Included in the handouts was an executive summary for Galveston Bay Freshwater Inflow Analysis. Min Q is the minimum inflow needed to satisfy salinity requirements; and Max H is the inflow needed to optimize or maximize total harvest of organisms. In dry conditions, the target is lower; wet conditions, target increases to maximum range to provide a better habitat in the bay.
In formulating the environmental flow needs for planning purposes, there was not an abundance of biological data; but hydrological data was readily available. Parks and Wildlife biologists and instream flow specialists analyzed the major factors to be considered and provided the data used in the planning analyses to produce the seven items listed.
Inflow regimes should mimic natural hydrology as closely as possible.
Daily flux of stream flows and ramping and diversion rates apply to daily operation of projects.
Channel maintenance flow applies to the planning process, allowing periodic flow events through the project that are not flood events. This helps maintain channel morphology, the shaping, meanders and bends in the river segment; allowing sediment flows in the rivers and streams to be flushed through; and keeping vegetation from encroaching into the channel.

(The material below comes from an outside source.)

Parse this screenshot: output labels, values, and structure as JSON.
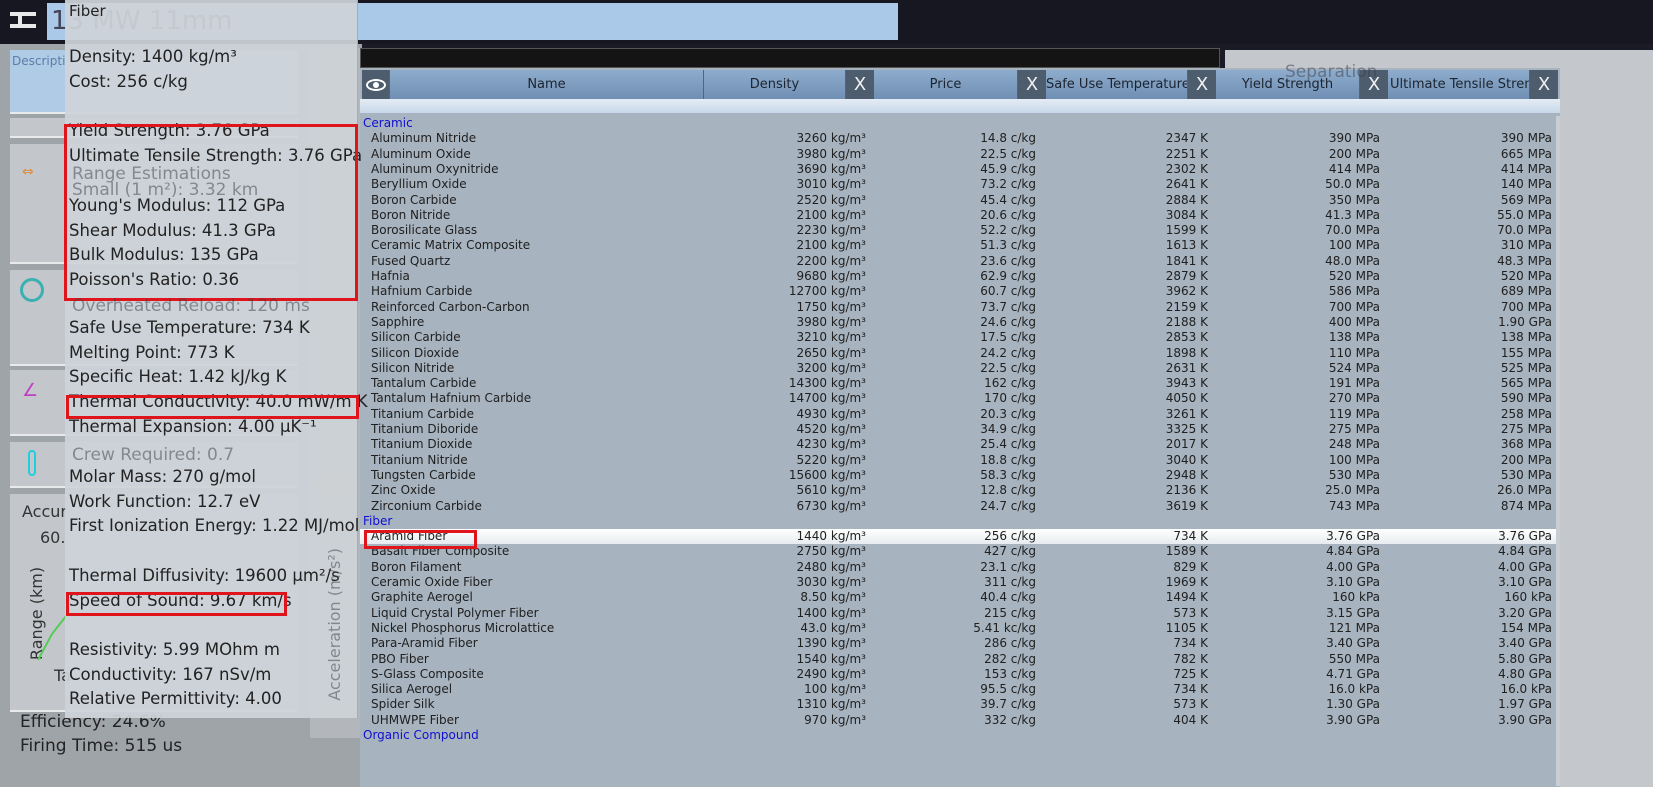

Drought contingencies are built into the overall management regime for estuaries, as is the need to regionalize the criteria while using site-specific hydrology for environmental planning criteria. Zone 1 talks about Max H flow downstream. Zone 2 drops to the lower flow level, Min Q. Zone 3 passes through water quality maintenance flows of 7Q2.

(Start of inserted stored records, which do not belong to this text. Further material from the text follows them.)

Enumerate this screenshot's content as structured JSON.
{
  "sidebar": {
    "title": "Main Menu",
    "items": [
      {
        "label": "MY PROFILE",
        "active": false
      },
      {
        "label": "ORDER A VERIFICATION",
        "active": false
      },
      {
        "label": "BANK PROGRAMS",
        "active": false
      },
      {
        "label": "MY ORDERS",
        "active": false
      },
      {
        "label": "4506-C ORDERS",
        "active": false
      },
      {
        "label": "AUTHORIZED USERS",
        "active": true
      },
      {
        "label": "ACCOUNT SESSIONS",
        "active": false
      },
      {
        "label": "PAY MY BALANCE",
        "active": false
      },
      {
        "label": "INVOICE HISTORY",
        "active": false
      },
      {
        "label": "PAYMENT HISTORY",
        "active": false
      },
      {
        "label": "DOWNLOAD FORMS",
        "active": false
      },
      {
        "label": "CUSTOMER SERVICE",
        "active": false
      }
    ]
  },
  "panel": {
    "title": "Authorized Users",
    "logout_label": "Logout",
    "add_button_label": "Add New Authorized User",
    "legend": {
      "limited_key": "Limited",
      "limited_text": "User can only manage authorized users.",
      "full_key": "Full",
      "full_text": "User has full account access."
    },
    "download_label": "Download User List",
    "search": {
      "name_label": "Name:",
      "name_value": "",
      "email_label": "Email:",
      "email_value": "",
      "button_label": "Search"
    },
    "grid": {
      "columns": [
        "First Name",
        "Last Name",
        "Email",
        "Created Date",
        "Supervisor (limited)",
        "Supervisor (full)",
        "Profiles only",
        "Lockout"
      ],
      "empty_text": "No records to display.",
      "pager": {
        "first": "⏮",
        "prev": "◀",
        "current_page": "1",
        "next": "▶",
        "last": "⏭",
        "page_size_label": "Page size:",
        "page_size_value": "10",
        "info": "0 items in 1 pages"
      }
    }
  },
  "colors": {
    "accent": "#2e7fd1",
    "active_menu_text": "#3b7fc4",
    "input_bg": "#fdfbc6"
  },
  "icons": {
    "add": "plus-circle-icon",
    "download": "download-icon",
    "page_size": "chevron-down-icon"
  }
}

The WRAP model (Water Rights Analysis Package) developed by Texas A&M will, when availability models are complete, be applied to 22 river basins and consider environmental flows. Questions such as reuse, the effect of reuse on downstream aquatic ecosystems, and downstream water rights will need to be answered. Reuse is a critical item that has not been addressed by the permits granted by TNRCC.

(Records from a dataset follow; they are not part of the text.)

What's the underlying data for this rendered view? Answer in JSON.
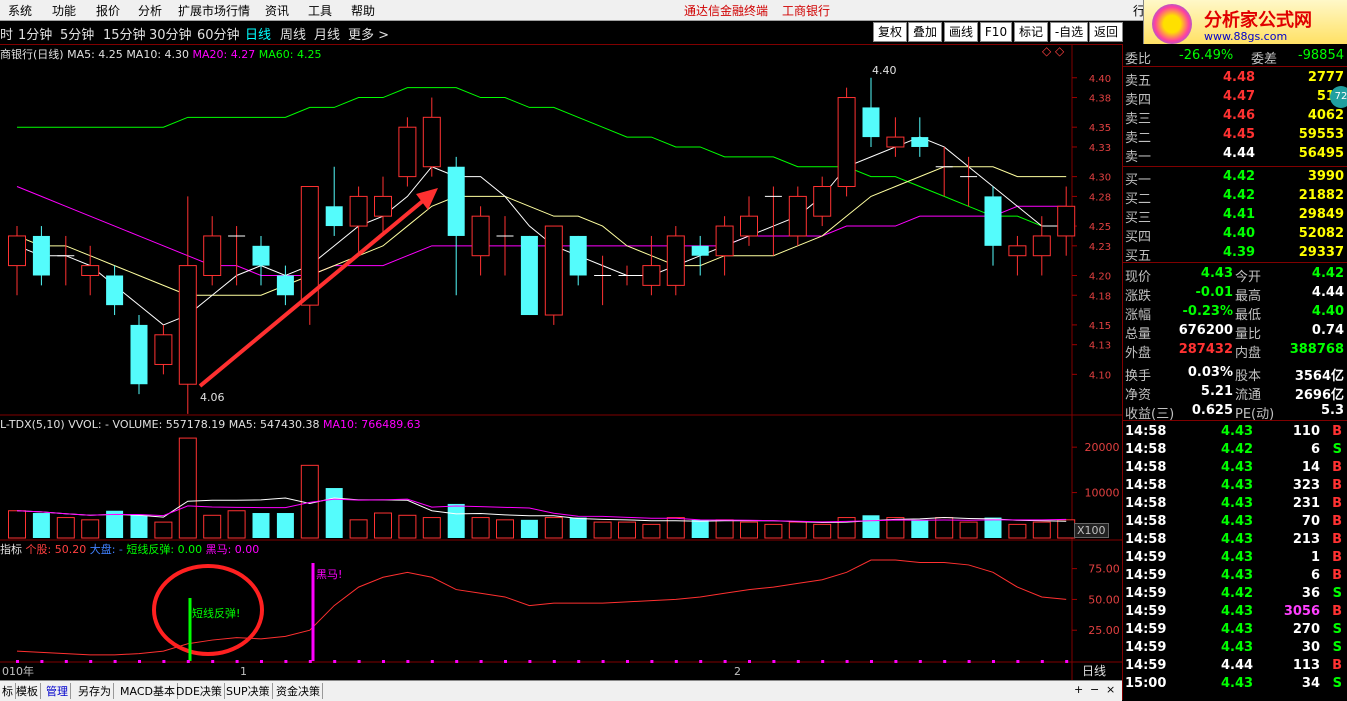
{
  "menu": {
    "items": [
      "系统",
      "功能",
      "报价",
      "分析",
      "扩展市场行情",
      "资讯",
      "工具",
      "帮助"
    ],
    "banner_left": "通达信金融终端",
    "banner_right": "工商银行",
    "right_item": "行"
  },
  "logo": {
    "name": "分析家公式网",
    "url_text": "www.88gs.com",
    "badge": "72"
  },
  "toolbar": {
    "periods": [
      "时",
      "1分钟",
      "5分钟",
      "15分钟",
      "30分钟",
      "60分钟",
      "日线",
      "周线",
      "月线",
      "更多 >"
    ],
    "active_period": "日线",
    "buttons": [
      "复权",
      "叠加",
      "画线",
      "F10",
      "标记",
      "-自选",
      "返回"
    ]
  },
  "main_chart": {
    "title": "商银行(日线)",
    "ma5": "MA5: 4.25",
    "ma10": "MA10: 4.30",
    "ma20": "MA20: 4.27",
    "ma60": "MA60: 4.25",
    "high_label": "4.40",
    "low_label": "4.06",
    "price_axis": [
      "4.40",
      "4.38",
      "4.35",
      "4.33",
      "4.30",
      "4.28",
      "4.25",
      "4.23",
      "4.20",
      "4.18",
      "4.15",
      "4.13",
      "4.10"
    ]
  },
  "volume_chart": {
    "title": "L-TDX(5,10)",
    "vol": "VVOL: -",
    "volume": "VOLUME: 557178.19",
    "ma5": "MA5: 547430.38",
    "ma10": "MA10: 766489.63",
    "axis": [
      "20000",
      "10000"
    ],
    "unit": "X100"
  },
  "indicator": {
    "title": "指标",
    "stock": "个股: 50.20",
    "market": "大盘: -",
    "rebound": "短线反弹: 0.00",
    "darkhorse": "黑马: 0.00",
    "rebound_tag": "短线反弹!",
    "darkhorse_tag": "黑马!",
    "axis": [
      "75.00",
      "50.00",
      "25.00"
    ]
  },
  "date_axis": {
    "year": "010年",
    "m1": "1",
    "m2": "2",
    "period": "日线"
  },
  "quote": {
    "webi_label": "委比",
    "webi_value": "-26.49%",
    "wcha_label": "委差",
    "wcha_value": "-98854",
    "sell": [
      {
        "label": "卖五",
        "price": "4.48",
        "vol": "2777"
      },
      {
        "label": "卖四",
        "price": "4.47",
        "vol": "515"
      },
      {
        "label": "卖三",
        "price": "4.46",
        "vol": "4062"
      },
      {
        "label": "卖二",
        "price": "4.45",
        "vol": "59553"
      },
      {
        "label": "卖一",
        "price": "4.44",
        "vol": "56495"
      }
    ],
    "buy": [
      {
        "label": "买一",
        "price": "4.42",
        "vol": "3990"
      },
      {
        "label": "买二",
        "price": "4.42",
        "vol": "21882"
      },
      {
        "label": "买三",
        "price": "4.41",
        "vol": "29849"
      },
      {
        "label": "买四",
        "price": "4.40",
        "vol": "52082"
      },
      {
        "label": "买五",
        "price": "4.39",
        "vol": "29337"
      }
    ],
    "stats": [
      {
        "l1": "现价",
        "v1": "4.43",
        "l2": "今开",
        "v2": "4.42"
      },
      {
        "l1": "涨跌",
        "v1": "-0.01",
        "l2": "最高",
        "v2": "4.44"
      },
      {
        "l1": "涨幅",
        "v1": "-0.23%",
        "l2": "最低",
        "v2": "4.40"
      },
      {
        "l1": "总量",
        "v1": "676200",
        "l2": "量比",
        "v2": "0.74"
      },
      {
        "l1": "外盘",
        "v1": "287432",
        "l2": "内盘",
        "v2": "388768"
      },
      {
        "l1": "换手",
        "v1": "0.03%",
        "l2": "股本",
        "v2": "3564亿"
      },
      {
        "l1": "净资",
        "v1": "5.21",
        "l2": "流通",
        "v2": "2696亿"
      },
      {
        "l1": "收益(三)",
        "v1": "0.625",
        "l2": "PE(动)",
        "v2": "5.3"
      }
    ],
    "ticks": [
      {
        "t": "14:58",
        "p": "4.43",
        "v": "110",
        "s": "B"
      },
      {
        "t": "14:58",
        "p": "4.42",
        "v": "6",
        "s": "S"
      },
      {
        "t": "14:58",
        "p": "4.43",
        "v": "14",
        "s": "B"
      },
      {
        "t": "14:58",
        "p": "4.43",
        "v": "323",
        "s": "B"
      },
      {
        "t": "14:58",
        "p": "4.43",
        "v": "231",
        "s": "B"
      },
      {
        "t": "14:58",
        "p": "4.43",
        "v": "70",
        "s": "B"
      },
      {
        "t": "14:58",
        "p": "4.43",
        "v": "213",
        "s": "B"
      },
      {
        "t": "14:59",
        "p": "4.43",
        "v": "1",
        "s": "B"
      },
      {
        "t": "14:59",
        "p": "4.43",
        "v": "6",
        "s": "B"
      },
      {
        "t": "14:59",
        "p": "4.42",
        "v": "36",
        "s": "S"
      },
      {
        "t": "14:59",
        "p": "4.43",
        "v": "3056",
        "s": "B"
      },
      {
        "t": "14:59",
        "p": "4.43",
        "v": "270",
        "s": "S"
      },
      {
        "t": "14:59",
        "p": "4.43",
        "v": "30",
        "s": "S"
      },
      {
        "t": "14:59",
        "p": "4.44",
        "v": "113",
        "s": "B"
      },
      {
        "t": "15:00",
        "p": "4.43",
        "v": "34",
        "s": "S"
      }
    ]
  },
  "bottom_tabs": [
    "标",
    "模板",
    "管理",
    "另存为",
    "MACD基本",
    "DDE决策",
    "SUP决策",
    "资金决策"
  ],
  "colors": {
    "up": "#ff3232",
    "down": "#54fcfc",
    "ma5": "#ffffff",
    "ma10": "#ffff00",
    "ma20": "#ff00ff",
    "ma60": "#00ff00"
  },
  "chart_data": {
    "type": "candlestick",
    "ylim": [
      4.07,
      4.42
    ],
    "candles": [
      {
        "o": 4.21,
        "c": 4.24,
        "h": 4.25,
        "l": 4.18,
        "up": true
      },
      {
        "o": 4.2,
        "c": 4.24,
        "h": 4.25,
        "l": 4.19,
        "up": false
      },
      {
        "o": 4.22,
        "c": 4.22,
        "h": 4.24,
        "l": 4.19,
        "up": true
      },
      {
        "o": 4.21,
        "c": 4.2,
        "h": 4.23,
        "l": 4.18,
        "up": true
      },
      {
        "o": 4.2,
        "c": 4.17,
        "h": 4.21,
        "l": 4.16,
        "up": false
      },
      {
        "o": 4.15,
        "c": 4.09,
        "h": 4.16,
        "l": 4.08,
        "up": false
      },
      {
        "o": 4.11,
        "c": 4.14,
        "h": 4.15,
        "l": 4.1,
        "up": true
      },
      {
        "o": 4.09,
        "c": 4.21,
        "h": 4.28,
        "l": 4.06,
        "up": true
      },
      {
        "o": 4.2,
        "c": 4.24,
        "h": 4.26,
        "l": 4.19,
        "up": true
      },
      {
        "o": 4.24,
        "c": 4.24,
        "h": 4.25,
        "l": 4.19,
        "up": true
      },
      {
        "o": 4.23,
        "c": 4.21,
        "h": 4.24,
        "l": 4.19,
        "up": false
      },
      {
        "o": 4.2,
        "c": 4.18,
        "h": 4.21,
        "l": 4.17,
        "up": false
      },
      {
        "o": 4.17,
        "c": 4.29,
        "h": 4.29,
        "l": 4.15,
        "up": true
      },
      {
        "o": 4.27,
        "c": 4.25,
        "h": 4.31,
        "l": 4.24,
        "up": false
      },
      {
        "o": 4.25,
        "c": 4.28,
        "h": 4.29,
        "l": 4.22,
        "up": true
      },
      {
        "o": 4.26,
        "c": 4.28,
        "h": 4.3,
        "l": 4.24,
        "up": true
      },
      {
        "o": 4.3,
        "c": 4.35,
        "h": 4.36,
        "l": 4.29,
        "up": true
      },
      {
        "o": 4.31,
        "c": 4.36,
        "h": 4.38,
        "l": 4.3,
        "up": true
      },
      {
        "o": 4.31,
        "c": 4.24,
        "h": 4.32,
        "l": 4.18,
        "up": false
      },
      {
        "o": 4.22,
        "c": 4.26,
        "h": 4.27,
        "l": 4.2,
        "up": true
      },
      {
        "o": 4.24,
        "c": 4.24,
        "h": 4.26,
        "l": 4.2,
        "up": true
      },
      {
        "o": 4.24,
        "c": 4.16,
        "h": 4.24,
        "l": 4.16,
        "up": false
      },
      {
        "o": 4.16,
        "c": 4.25,
        "h": 4.25,
        "l": 4.15,
        "up": true
      },
      {
        "o": 4.24,
        "c": 4.2,
        "h": 4.24,
        "l": 4.19,
        "up": false
      },
      {
        "o": 4.2,
        "c": 4.2,
        "h": 4.22,
        "l": 4.17,
        "up": true
      },
      {
        "o": 4.2,
        "c": 4.2,
        "h": 4.21,
        "l": 4.19,
        "up": true
      },
      {
        "o": 4.19,
        "c": 4.21,
        "h": 4.24,
        "l": 4.18,
        "up": true
      },
      {
        "o": 4.19,
        "c": 4.24,
        "h": 4.25,
        "l": 4.18,
        "up": true
      },
      {
        "o": 4.23,
        "c": 4.22,
        "h": 4.24,
        "l": 4.2,
        "up": false
      },
      {
        "o": 4.22,
        "c": 4.25,
        "h": 4.26,
        "l": 4.2,
        "up": true
      },
      {
        "o": 4.24,
        "c": 4.26,
        "h": 4.28,
        "l": 4.23,
        "up": true
      },
      {
        "o": 4.28,
        "c": 4.28,
        "h": 4.29,
        "l": 4.22,
        "up": true
      },
      {
        "o": 4.24,
        "c": 4.28,
        "h": 4.29,
        "l": 4.23,
        "up": true
      },
      {
        "o": 4.26,
        "c": 4.29,
        "h": 4.3,
        "l": 4.25,
        "up": true
      },
      {
        "o": 4.29,
        "c": 4.38,
        "h": 4.39,
        "l": 4.28,
        "up": true
      },
      {
        "o": 4.37,
        "c": 4.34,
        "h": 4.4,
        "l": 4.33,
        "up": false
      },
      {
        "o": 4.33,
        "c": 4.34,
        "h": 4.36,
        "l": 4.32,
        "up": true
      },
      {
        "o": 4.34,
        "c": 4.33,
        "h": 4.36,
        "l": 4.32,
        "up": false
      },
      {
        "o": 4.31,
        "c": 4.31,
        "h": 4.33,
        "l": 4.28,
        "up": true
      },
      {
        "o": 4.3,
        "c": 4.3,
        "h": 4.32,
        "l": 4.27,
        "up": true
      },
      {
        "o": 4.28,
        "c": 4.23,
        "h": 4.29,
        "l": 4.21,
        "up": false
      },
      {
        "o": 4.22,
        "c": 4.23,
        "h": 4.24,
        "l": 4.2,
        "up": true
      },
      {
        "o": 4.22,
        "c": 4.24,
        "h": 4.26,
        "l": 4.2,
        "up": true
      },
      {
        "o": 4.24,
        "c": 4.27,
        "h": 4.29,
        "l": 4.22,
        "up": true
      }
    ],
    "ma5": [
      4.23,
      4.22,
      4.22,
      4.21,
      4.19,
      4.17,
      4.15,
      4.16,
      4.18,
      4.2,
      4.21,
      4.2,
      4.21,
      4.23,
      4.25,
      4.26,
      4.28,
      4.31,
      4.3,
      4.3,
      4.28,
      4.25,
      4.23,
      4.22,
      4.21,
      4.2,
      4.2,
      4.21,
      4.22,
      4.23,
      4.24,
      4.25,
      4.26,
      4.28,
      4.31,
      4.32,
      4.33,
      4.34,
      4.33,
      4.31,
      4.29,
      4.27,
      4.25,
      4.25
    ],
    "ma10": [
      4.24,
      4.23,
      4.23,
      4.22,
      4.21,
      4.2,
      4.19,
      4.18,
      4.18,
      4.18,
      4.18,
      4.19,
      4.2,
      4.21,
      4.22,
      4.23,
      4.25,
      4.27,
      4.28,
      4.28,
      4.28,
      4.27,
      4.26,
      4.26,
      4.25,
      4.23,
      4.22,
      4.21,
      4.21,
      4.22,
      4.22,
      4.22,
      4.23,
      4.24,
      4.26,
      4.28,
      4.29,
      4.3,
      4.31,
      4.31,
      4.31,
      4.3,
      4.3,
      4.3
    ],
    "ma20": [
      4.29,
      4.28,
      4.27,
      4.26,
      4.25,
      4.24,
      4.23,
      4.22,
      4.21,
      4.21,
      4.2,
      4.2,
      4.2,
      4.21,
      4.21,
      4.21,
      4.22,
      4.23,
      4.23,
      4.23,
      4.23,
      4.23,
      4.23,
      4.23,
      4.23,
      4.23,
      4.23,
      4.23,
      4.23,
      4.23,
      4.24,
      4.24,
      4.24,
      4.24,
      4.25,
      4.25,
      4.25,
      4.26,
      4.26,
      4.26,
      4.26,
      4.27,
      4.27,
      4.27
    ],
    "ma60": [
      4.35,
      4.35,
      4.35,
      4.35,
      4.35,
      4.35,
      4.35,
      4.36,
      4.36,
      4.36,
      4.36,
      4.36,
      4.37,
      4.37,
      4.38,
      4.38,
      4.39,
      4.39,
      4.39,
      4.38,
      4.38,
      4.37,
      4.37,
      4.36,
      4.35,
      4.34,
      4.34,
      4.33,
      4.33,
      4.32,
      4.32,
      4.32,
      4.31,
      4.31,
      4.31,
      4.3,
      4.3,
      4.29,
      4.28,
      4.27,
      4.26,
      4.26,
      4.25,
      4.25
    ],
    "volume": [
      6000,
      5500,
      4500,
      4000,
      6000,
      5000,
      3500,
      22000,
      5000,
      6000,
      5500,
      5500,
      16000,
      11000,
      4000,
      5500,
      5000,
      4500,
      7500,
      4500,
      4000,
      4000,
      4500,
      4500,
      3500,
      3500,
      3000,
      4500,
      4000,
      4000,
      3500,
      3000,
      3500,
      3000,
      4500,
      5000,
      4500,
      4000,
      4500,
      3500,
      4500,
      3000,
      3500,
      4000
    ],
    "ind_line": [
      8,
      7,
      6,
      5,
      5,
      6,
      8,
      14,
      17,
      19,
      18,
      20,
      25,
      45,
      60,
      68,
      72,
      68,
      58,
      55,
      52,
      45,
      47,
      47,
      47,
      48,
      49,
      50,
      52,
      55,
      58,
      60,
      63,
      66,
      72,
      82,
      82,
      80,
      80,
      78,
      72,
      60,
      52,
      50
    ]
  }
}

SB 1, to protect existing water rights permits, added the Water Trust. If the water rights have not been used for a period of time, they could be subject to cancellation. But if placed in the Water Trust they would be exempt from cancellation.
River and stream segments of unique ecological value contains five criteria and is up to the regions to select and nominate river and stream segments that fit the criteria. That recommendation goes to the Legislature. Parks and Wildlife will provide a list of recommended river and stream segments for the regional planning group’s use.
Steve Tyler mentioned the indirect impact of recreational amenities and high growth cyber businesses on the economic development in areas such as Austin. Ms. Loeffler said these studies are pretty specialized and pretty rare. A report dated March ‘98 on recreational activities associated with Galveston Bay Region indicate an impact of approximately $750 million. Reports like this may possibly be available for this region through entities such as the Greater Houston Partnership, Houston-Galveston Area Council, Galveston Bay Estuary Program.
Chairman Adams asked for authorization to execute amendment to allow the Board to apply for reimbursement before disbursement of funds. This amendment would allow the Group to apply for reimbursement and then we would show proof of payment of invoices at a later time.
Motion to authorize amendment by Michael Sullivan. Seconded by Danny Vance. Motion carried.
Michael Sullivan mentioned a water meeting with the legislators on the 14th at the Sheraton.
TEXAS WATER DEVELOPMENT BOARD COMMUNICATIONS:
J.D. Beffort mentioned one item in the Appropriations Bill that dealt with the contingency fund in the amount of $1 million to be spread over all 16 planning regions and the lack of good public participation and how to enhance that.
August 4, 1999
City Hall, 6th Floor